as Robert Coover says will reduce the "essence of a work" to
the mere surface, to a mere "show"?
Do we, like Virilio, have to call for the script as a last hope which
will take up position against the TV-screen; should we therefore, preferably
with a sharpened quill-pen, write as an act of resistance against the
"power of the pictures"11
on the screen?
I like these apocalyptic moods - they are so powerful and clear and
very helpful. I say this, even if I, too, declare myself in favour of
the script, the text and the concept as necessary correctives against
the mere picture which only too easily degenerates into design.
Let me remind you of Marcel Duchamp.12
Duchamp always rejected the exclusively "retinal" work of art
as he called it, that is the work of art that commits itself only to the
visual. He demanded instead that a picture must refer to a concept, an
idea. A significant means of breaking up the idea of the pure picture
is for him the literary title of a picture. Even before the ready-mades,
Marcel Duchamp saw in the picture title an important co-creating purpose
and wrote his titles directly on the canvas. Thus: for Duchamp word and
picture form a unity which, however, must point beyond itself to an artistic
If we then believe in a fertile screen-symbiosis of picture and word,
the concept which goes beyond it offers the possibility for a general
reconciliation. The "concept" has a big heart and includes all
forms of unmasking - even basic lessons such as: Behind everything that
happens on the screen there is always a programming code, or isn´t
Translation: Gabriele Keltsch
Bernd Wingert: "Kann man Hypertexte lesen?" In: Literatur im
Informationszeitalter, hrsg. von Dirk Matejovski und Friedrich Kittler,
Frankfurt/Main u.a. 1996, S. 202
to be continued...
Vilém Flusser: Lob der Oberflächlichkeit, Schriften Band 1,
Mannheim 1995, S. 240
Tilman Baumgärtel: net.art - Materialien zur Netzkunst, Nürnberg
1999, S. 109
Gespräch mit Paul Virilio.
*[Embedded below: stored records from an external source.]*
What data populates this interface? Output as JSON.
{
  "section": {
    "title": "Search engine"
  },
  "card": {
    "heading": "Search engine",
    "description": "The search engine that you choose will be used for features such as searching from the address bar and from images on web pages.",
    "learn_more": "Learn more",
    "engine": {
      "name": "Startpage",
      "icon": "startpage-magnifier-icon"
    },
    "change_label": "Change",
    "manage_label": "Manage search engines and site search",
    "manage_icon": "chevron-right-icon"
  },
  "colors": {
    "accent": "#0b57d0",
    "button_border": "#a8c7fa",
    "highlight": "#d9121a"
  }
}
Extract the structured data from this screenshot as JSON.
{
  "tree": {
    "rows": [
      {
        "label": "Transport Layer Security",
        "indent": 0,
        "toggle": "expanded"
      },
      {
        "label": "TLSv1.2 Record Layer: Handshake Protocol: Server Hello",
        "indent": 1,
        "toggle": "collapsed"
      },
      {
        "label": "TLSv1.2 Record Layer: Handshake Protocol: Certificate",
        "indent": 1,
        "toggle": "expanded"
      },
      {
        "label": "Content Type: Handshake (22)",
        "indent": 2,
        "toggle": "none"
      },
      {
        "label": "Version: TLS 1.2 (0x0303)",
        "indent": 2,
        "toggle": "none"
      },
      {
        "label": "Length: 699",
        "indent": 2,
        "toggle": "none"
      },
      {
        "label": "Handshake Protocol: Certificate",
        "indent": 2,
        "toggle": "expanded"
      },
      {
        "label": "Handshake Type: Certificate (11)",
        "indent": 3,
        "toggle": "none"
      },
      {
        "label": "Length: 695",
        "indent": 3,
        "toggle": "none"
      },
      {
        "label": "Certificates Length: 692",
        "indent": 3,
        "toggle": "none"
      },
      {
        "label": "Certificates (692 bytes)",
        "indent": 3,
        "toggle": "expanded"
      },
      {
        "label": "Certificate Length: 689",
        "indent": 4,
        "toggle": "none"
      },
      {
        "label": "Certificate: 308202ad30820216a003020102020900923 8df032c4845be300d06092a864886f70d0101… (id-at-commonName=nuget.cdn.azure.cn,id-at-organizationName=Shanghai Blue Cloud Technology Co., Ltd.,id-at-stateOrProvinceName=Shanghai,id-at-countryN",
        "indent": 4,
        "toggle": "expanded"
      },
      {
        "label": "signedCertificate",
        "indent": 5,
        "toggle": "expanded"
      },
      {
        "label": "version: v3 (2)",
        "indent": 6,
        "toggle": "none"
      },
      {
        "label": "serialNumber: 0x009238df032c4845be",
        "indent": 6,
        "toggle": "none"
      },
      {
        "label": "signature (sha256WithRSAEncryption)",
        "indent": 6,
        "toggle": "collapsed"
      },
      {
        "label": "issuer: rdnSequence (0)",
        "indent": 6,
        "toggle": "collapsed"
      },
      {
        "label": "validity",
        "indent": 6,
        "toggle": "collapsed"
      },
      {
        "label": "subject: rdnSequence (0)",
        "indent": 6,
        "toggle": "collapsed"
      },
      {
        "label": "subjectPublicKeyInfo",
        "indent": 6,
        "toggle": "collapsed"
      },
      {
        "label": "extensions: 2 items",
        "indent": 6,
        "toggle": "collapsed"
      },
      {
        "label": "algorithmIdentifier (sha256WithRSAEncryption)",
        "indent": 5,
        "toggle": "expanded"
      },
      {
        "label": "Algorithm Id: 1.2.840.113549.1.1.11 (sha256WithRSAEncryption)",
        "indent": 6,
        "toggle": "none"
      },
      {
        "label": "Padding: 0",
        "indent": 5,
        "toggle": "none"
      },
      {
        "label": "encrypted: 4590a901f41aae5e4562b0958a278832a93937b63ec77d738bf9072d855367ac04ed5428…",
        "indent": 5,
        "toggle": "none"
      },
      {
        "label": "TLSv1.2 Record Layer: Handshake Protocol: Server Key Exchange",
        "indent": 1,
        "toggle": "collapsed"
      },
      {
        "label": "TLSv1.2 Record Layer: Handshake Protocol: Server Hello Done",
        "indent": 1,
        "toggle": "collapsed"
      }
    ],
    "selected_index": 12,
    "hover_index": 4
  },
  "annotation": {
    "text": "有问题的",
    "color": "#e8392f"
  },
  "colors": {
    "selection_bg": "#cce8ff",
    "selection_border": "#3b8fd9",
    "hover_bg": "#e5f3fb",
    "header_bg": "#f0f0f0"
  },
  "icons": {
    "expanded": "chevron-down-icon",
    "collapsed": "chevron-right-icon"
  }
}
In: Michael Jakob: Aussichten des Denkens,
München 1994, S. 129.
Robert Coover: Literarischer Hypertext Abschied vom Goldenen Zeitalter.
Gespräch mit Paul Virilio, S. 125
Ausführlich s.: Johannes Auer: Text im Bild // Marcel Duchamp, http://www.s.netic.de/auer/solothurn/solothurn.html#duchamp
Frieder Rusmann: Ein Dada ohne Hoffnung oder wer sind die Daddies des